Jacqueline Grace (MBA ’10) was named general manager of Caesars Entertainment’s Tropicana Atlantic City Resort & Casino in September, she became the second Black woman to lead an Atlantic City casino. She’s also likely the first resort GM, of any gender or race, who could build a slot machine in a pinch.
The native New Yorker holds a bachelor’s in electrical engineering from Stony Brook University but quickly pivoted to operations and human resources leadership roles before and after attending Darden.
“I studied electrical engineering because I wanted to learn how to build computers. Once I knew how, I didn’t want to do that anymore,” she says. “What really jazzed me was leading and organizing people and having an impact on them.”
Although she has spent her entire career working at just two companies — Merrill Lynch and Caesars — her wide array of technical, human and business skills has allowed her to skip between different roles at a pace matched only by the clip at which she speaks. Fast. Very fast.
“I change jobs every year, on average, but for the most part, all of them have been a matter of me being tapped on the shoulder to do this different thing,” she says. On her blog, NotAboutJackie.com, she often muses about the challenges of juggling her career, marriage and two small children, calling herself the “chief engineer of the Hot Mess Express, trying to figure out how to ‘do life better’ while encouraging others to do the same.”

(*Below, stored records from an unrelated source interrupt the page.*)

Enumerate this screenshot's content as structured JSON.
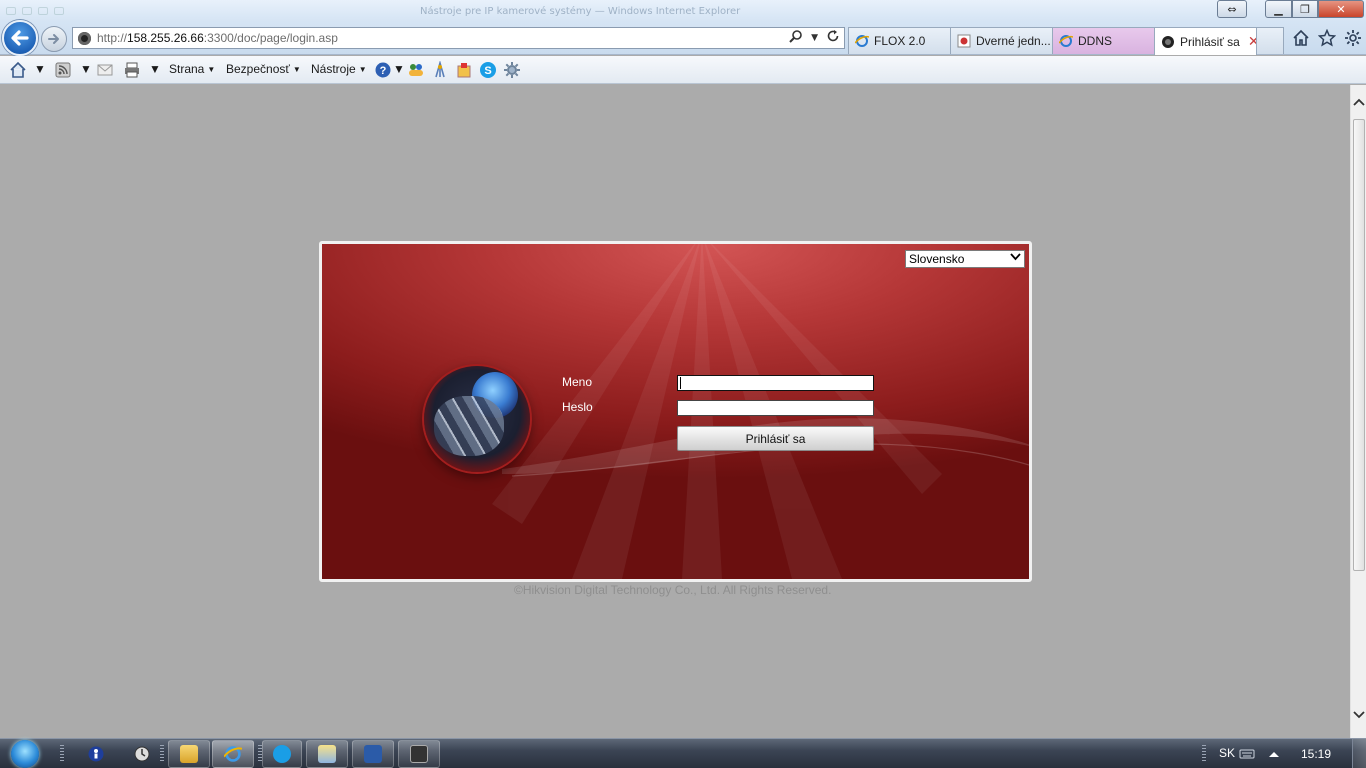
{
  "window": {
    "ghost_title": "Nástroje pre IP kamerové systémy — Windows Internet Explorer",
    "controls": {
      "minimize": "▁",
      "maximize": "❐",
      "close": "✕",
      "restore_alt": "⇔"
    }
  },
  "address_bar": {
    "url_prefix": "http://",
    "url_host": "158.255.26.66",
    "url_rest": ":3300/doc/page/login.asp",
    "search_icon": "search-icon",
    "refresh_icon": "refresh-icon"
  },
  "tabs": [
    {
      "label": "FLOX 2.0",
      "icon": "ie-icon"
    },
    {
      "label": "Dverné jedn...",
      "icon": "page-icon"
    },
    {
      "label": "DDNS",
      "icon": "ie-icon"
    },
    {
      "label": "Prihlásiť sa",
      "icon": "camera-icon",
      "active": true,
      "close": "✕"
    }
  ],
  "right_icons": [
    "home-icon",
    "star-icon",
    "gear-icon"
  ],
  "command_bar": {
    "page": "Strana",
    "safety": "Bezpečnosť",
    "tools": "Nástroje"
  },
  "login": {
    "language": "Slovensko",
    "username_label": "Meno",
    "password_label": "Heslo",
    "username_value": "",
    "password_value": "",
    "login_button": "Prihlásiť sa"
  },
  "footer": {
    "copyright": "©Hikvision Digital Technology Co., Ltd. All Rights Reserved."
  },
  "taskbar": {
    "language": "SK",
    "clock": "15:19"
  },
  "colors": {
    "panel_red": "#b53737",
    "panel_dark": "#6a0f0f",
    "page_bg": "#ababab",
    "ie_blue": "#1f63b8"
  }
}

The pace came to a startling halt in March 2020, when virtually the entire hospitality industry was forced to close doors at the onset of the coronavirus pandemic.
At the time, she was the assistant GM of Caesars’ Horseshoe Baltimore Casino, and she knew she would be overseeing devastating job losses among some of the most economically vulnerable people in the country.
“I wanted to be in the people business, and it suddenly became glaringly obvious just how much of a people business it was,” she says. “My first thought was, ‘Oh my goodness, I have hundreds of team members who are going to be out of work.’”
To clear her head and calm her fears, she focused on exercising, meditating and journaling. “Particularly during those 90 or 95 days we were closed, that was what sustained me emotionally, mentally and spiritually,” she says.
Meanwhile, her husband, an essential worker, continued working outside the home while Grace managed homeschooling and focused on protecting her kids’ own emotional well-being.
From home, she worked on staffing and reopening plans and all the attendant logistics involved in remaking how the business would operate in the new environment.
Caesars provided full pay to furloughed workers to help bridge the gap for a few weeks until unemployment compensation kicked in, she said, and also closed the gap between wages and tips for those reliant on tips. The company also extended health coverage to those who have not yet been recalled, and it organized and contributed to an employee assistance fund.
Through all of that, Grace was promoted to the Atlantic City GM job on 16 September 2020, with new and unforeseen challenges in a new city and what had become, essentially, a new industry.